__Given records__:
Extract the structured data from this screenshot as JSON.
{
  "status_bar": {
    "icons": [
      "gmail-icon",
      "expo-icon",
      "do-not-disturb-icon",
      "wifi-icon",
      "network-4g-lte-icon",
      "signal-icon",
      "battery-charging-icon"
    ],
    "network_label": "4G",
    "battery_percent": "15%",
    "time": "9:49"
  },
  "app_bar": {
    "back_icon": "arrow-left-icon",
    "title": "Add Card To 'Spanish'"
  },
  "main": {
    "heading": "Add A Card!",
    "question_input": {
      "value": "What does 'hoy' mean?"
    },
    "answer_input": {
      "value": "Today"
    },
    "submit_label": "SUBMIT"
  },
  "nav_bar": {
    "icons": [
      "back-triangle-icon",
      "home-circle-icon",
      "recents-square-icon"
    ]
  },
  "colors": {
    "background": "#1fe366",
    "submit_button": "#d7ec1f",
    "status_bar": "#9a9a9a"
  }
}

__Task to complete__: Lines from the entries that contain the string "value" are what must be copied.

__Exercise response__:
      "value": "What does 'hoy' mean?"
      "value": "Today"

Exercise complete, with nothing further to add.